» INPUT RECORDS:

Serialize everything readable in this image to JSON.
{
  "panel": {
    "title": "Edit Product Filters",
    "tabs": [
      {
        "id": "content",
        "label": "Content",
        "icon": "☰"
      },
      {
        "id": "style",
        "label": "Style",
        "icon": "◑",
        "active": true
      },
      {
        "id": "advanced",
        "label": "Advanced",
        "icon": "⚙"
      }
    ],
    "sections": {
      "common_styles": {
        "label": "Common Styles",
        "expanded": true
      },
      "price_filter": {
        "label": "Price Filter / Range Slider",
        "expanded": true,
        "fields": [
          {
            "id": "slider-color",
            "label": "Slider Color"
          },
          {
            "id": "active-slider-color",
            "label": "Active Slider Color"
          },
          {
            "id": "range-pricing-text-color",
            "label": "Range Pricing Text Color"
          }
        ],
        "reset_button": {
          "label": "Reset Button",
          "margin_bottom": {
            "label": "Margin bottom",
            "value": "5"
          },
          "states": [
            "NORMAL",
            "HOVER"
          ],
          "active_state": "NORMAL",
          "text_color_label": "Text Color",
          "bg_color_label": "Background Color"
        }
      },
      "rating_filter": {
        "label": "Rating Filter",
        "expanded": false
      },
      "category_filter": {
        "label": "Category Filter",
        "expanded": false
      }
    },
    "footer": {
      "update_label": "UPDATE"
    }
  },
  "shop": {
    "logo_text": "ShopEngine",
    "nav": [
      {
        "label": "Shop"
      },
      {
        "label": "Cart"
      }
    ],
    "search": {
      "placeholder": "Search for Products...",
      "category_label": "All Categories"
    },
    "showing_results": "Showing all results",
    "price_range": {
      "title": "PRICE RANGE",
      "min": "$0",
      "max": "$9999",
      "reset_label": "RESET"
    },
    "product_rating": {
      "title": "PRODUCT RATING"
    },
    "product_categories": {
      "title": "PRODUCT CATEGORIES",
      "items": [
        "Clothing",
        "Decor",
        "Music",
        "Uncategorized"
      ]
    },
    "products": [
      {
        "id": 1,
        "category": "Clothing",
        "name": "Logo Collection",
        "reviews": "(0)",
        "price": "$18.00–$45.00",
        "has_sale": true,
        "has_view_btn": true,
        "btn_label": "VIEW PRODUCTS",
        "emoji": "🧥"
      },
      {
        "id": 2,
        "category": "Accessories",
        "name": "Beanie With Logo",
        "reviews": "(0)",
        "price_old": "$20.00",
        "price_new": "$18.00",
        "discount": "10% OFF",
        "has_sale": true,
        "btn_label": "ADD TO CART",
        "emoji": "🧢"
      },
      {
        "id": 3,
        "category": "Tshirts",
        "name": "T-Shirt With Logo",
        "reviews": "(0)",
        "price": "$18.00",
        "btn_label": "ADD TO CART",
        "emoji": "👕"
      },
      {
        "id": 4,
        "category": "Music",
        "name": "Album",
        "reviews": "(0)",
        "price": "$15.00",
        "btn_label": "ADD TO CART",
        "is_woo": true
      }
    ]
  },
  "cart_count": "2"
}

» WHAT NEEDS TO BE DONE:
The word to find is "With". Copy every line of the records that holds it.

» REPLY TO THE TASK:
        "name": "Beanie With Logo",
        "name": "T-Shirt With Logo",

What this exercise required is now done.